I’m on an airplane, Delta flight 2937, on my way to visit my family for Christmas like the people surrounding me. I see families and friends and couples, and immediately it makes me feel lonely. I’ll be with my family soon, so that’ll change, but I also started dating someone recently and though it’s nothing serious yet, he’s a great guy and I like him.

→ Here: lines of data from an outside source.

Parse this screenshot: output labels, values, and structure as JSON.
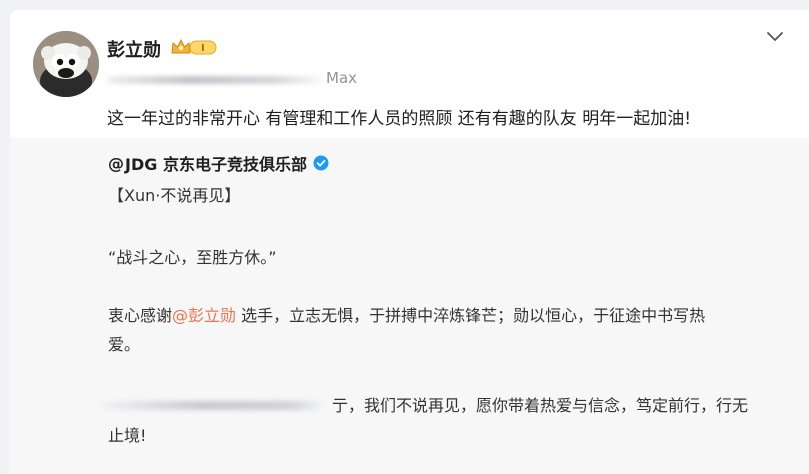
{
  "post": {
    "author_name": "彭立勋",
    "device": "Max",
    "text": "这一年过的非常开心 有管理和工作人员的照顾 还有有趣的队友 明年一起加油!",
    "badge_level": "I"
  },
  "repost": {
    "author_at": "@",
    "author_name": "JDG 京东电子竞技俱乐部",
    "title": "【Xun·不说再见】",
    "quote": "“战斗之心，至胜方休。”",
    "thanks_prefix": "衷心感谢",
    "mention": "@彭立勋",
    "thanks_suffix": "选手，立志无惧，于拼搏中淬炼锋芒；勋以恒心，于征途中书写热",
    "thanks_wrap": "爱。",
    "farewell_visible": "亍，我们不说再见，愿你带着热爱与信念，笃定前行，行无",
    "farewell_wrap": "止境!"
  },
  "icons": {
    "collapse": "chevron-down-icon",
    "verified": "verified-badge-icon",
    "vip": "vip-crown-badge-icon"
  },
  "colors": {
    "mention": "#eb7350",
    "verified_blue": "#1d9bf0",
    "badge_gold": "#f5b335"
  }
}
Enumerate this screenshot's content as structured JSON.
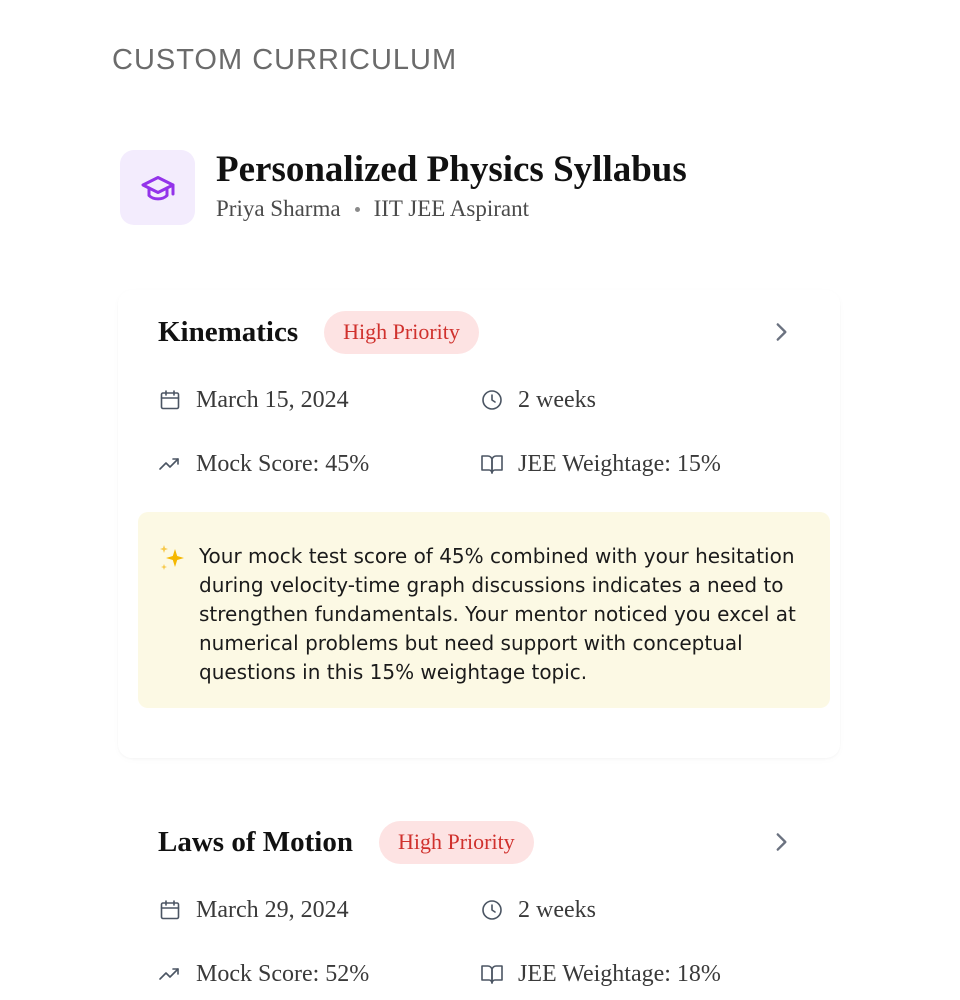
{
  "section_label": "CUSTOM CURRICULUM",
  "header": {
    "title": "Personalized Physics Syllabus",
    "student_name": "Priya Sharma",
    "student_goal": "IIT JEE Aspirant",
    "icon": "graduation-cap-icon",
    "accent_color": "#9333ea"
  },
  "topics": [
    {
      "name": "Kinematics",
      "priority": "High Priority",
      "date": "March 15, 2024",
      "duration": "2 weeks",
      "mock_score": "Mock Score: 45%",
      "jee_weightage": "JEE Weightage: 15%",
      "insight": "Your mock test score of 45% combined with your hesitation during velocity-time graph discussions indicates a need to strengthen fundamentals. Your mentor noticed you excel at numerical problems but need support with conceptual questions in this 15% weightage topic."
    },
    {
      "name": "Laws of Motion",
      "priority": "High Priority",
      "date": "March 29, 2024",
      "duration": "2 weeks",
      "mock_score": "Mock Score: 52%",
      "jee_weightage": "JEE Weightage: 18%"
    }
  ],
  "colors": {
    "priority_bg": "#fde3e3",
    "priority_text": "#d0312d",
    "insight_bg": "#fcf9e4"
  }
}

I forgot my adaptor for my Apple headphones, so I’m patiently awaiting the forgetful flight attendant’s return with headphones so I can watch something fun that I didn’t get to see in theaters— just as long as it’s not the live-action Lion King, which was terrible for the most part. I was thinking Bumblebee, but that received horrible ratings. So my fingers tap away between this and a script I’ve decided to finally write for a dream project that may not go anywhere, but I have a good feeling. I last left you guys with me visiting my family in Arkansas for Christmas 2016, and the rest of that trip went well, but after the holidays you have to get back to reality.

I returned to New York City that year for an unexpectedly beautiful end to 2016. It was like my heart beat in a more even pace because I felt like a part of myself healed and relationships with my family improved.

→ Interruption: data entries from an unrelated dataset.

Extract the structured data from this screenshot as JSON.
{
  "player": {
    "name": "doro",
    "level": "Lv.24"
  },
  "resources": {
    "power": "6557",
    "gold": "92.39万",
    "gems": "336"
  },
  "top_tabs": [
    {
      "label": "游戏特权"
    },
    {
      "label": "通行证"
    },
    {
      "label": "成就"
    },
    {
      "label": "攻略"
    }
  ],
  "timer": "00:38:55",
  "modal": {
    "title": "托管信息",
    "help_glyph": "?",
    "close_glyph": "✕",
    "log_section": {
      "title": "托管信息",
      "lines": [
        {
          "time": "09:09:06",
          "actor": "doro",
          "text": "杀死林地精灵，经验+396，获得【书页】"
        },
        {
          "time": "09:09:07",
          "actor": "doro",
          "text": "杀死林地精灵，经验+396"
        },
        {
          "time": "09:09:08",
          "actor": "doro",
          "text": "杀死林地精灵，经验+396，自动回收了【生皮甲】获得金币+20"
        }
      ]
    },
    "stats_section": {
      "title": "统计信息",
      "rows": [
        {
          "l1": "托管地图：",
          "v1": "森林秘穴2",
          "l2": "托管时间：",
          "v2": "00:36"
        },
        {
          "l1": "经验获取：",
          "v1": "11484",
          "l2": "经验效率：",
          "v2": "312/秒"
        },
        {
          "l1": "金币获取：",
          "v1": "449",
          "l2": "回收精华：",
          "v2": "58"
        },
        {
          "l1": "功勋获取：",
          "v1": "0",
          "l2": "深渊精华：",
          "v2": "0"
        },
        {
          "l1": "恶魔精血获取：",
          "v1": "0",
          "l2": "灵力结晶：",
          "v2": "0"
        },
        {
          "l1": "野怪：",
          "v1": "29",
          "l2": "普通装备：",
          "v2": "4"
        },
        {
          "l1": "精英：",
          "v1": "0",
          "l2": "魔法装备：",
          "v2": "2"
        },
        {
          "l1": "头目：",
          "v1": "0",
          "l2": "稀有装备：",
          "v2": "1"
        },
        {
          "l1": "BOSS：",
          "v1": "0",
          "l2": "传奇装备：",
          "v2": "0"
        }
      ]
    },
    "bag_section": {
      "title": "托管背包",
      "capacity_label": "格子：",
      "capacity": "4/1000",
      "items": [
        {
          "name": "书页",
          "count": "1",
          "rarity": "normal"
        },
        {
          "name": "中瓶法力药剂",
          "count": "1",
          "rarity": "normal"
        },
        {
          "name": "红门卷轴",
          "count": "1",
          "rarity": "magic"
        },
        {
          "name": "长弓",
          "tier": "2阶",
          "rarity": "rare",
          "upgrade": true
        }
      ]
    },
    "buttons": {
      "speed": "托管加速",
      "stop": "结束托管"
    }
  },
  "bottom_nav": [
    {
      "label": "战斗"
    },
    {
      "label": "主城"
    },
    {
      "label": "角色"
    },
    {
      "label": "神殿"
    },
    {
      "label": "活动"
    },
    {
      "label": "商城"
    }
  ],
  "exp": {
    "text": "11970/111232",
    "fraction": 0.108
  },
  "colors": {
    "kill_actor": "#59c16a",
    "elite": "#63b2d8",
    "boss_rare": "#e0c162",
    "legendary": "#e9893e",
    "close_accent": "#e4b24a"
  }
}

I returned to work at the job at Equinox and was excited to see Jaime. We had gotten closer and closer since we started hanging out in the summertime. We weren’t boyfriends, but we may as well have been. It was scary for me to not have a clear label to put on our relationship—I think I wanted  a sense of security because there was still something missing in me. I did put my best foot forward and tried to go with the flow and enjoy our time together.

It was nice to be back into the groove just before New Year’s Eve, working out and working hard. I had my side gigs as a shot boy at Therapy Bar and Lounge, a very trendy, two-story gay bar in Hell’s Kitchen. I absolutely loved doing it. I could walk around in scandalous outfits, flirt and make money.

Jaime and I had a sleepover or two, and we seemed to be on a really great path before my nerves and uncertainty got in the way just after New Year’s. I was always nervous that aspects of my life wouldn’t work out the way I wanted, and over the years I’ve learned to meditate to shut off that voice in my brain, but sometimes it gets the best of me. The overactive mind is why I used drugs in the first place.

Jaime and I were fine until I pushed him away emotionally one night when he came to visit me at Therapy Bar. He always showed me and told me how he felt about me; he said he really liked me and that there was no rush because we were enjoying each other. But that wasn’t good enough for me.

I remember the chill in the air as we spoke outside the bar. He was happy to see me but was then completely caught off guard by my unjustified jealousy that had been aroused from a comment he left on someone’s Facebook picture and that had sent my mind spiraling. I started attacking him with such anger and pain—and for no reason. I thought he didn’t want to be with me because it wasn’t on my timeline. I was demanding commitment as I felt the need to control things.

I remember feeling regret as I watched him walk away. It wasn’t the outcome I wanted, but my mind had been playing tricks on me and making up scenarios in my head that didn’t exist.

Patience is something I’ve had to learn to acquire—it definitely takes practice. Jaime was a good guy, and he told me what he wanted. He was slowly getting closer and closer to me and making me a bigger part of his life. His actions were even louder than his words. I was the guy he was interested in, but I was blinded by insecurity. I was foolish in the moment.

Trauma is common with HIV-positive men, and I didn’t feel sexy or desired no matter how much sex I was having or attention I was getting. Insecurity can ruin relationships—including the one with yourself. I’m stronger today than I was then. I’m now aware of steps I can take to help maintain my self-esteem. I start with prayer and meditation to center myself, but then the simplest tool I’ve learned can be summed up in the phrase, “Esteemable acts build self-esteem.” It refers to the good deeds we do without boasting about them. This includes acts we do for ourselves. I have to remember to do these simple things every day, so I don’t create fictional stories in my head. It’s definitely worth it.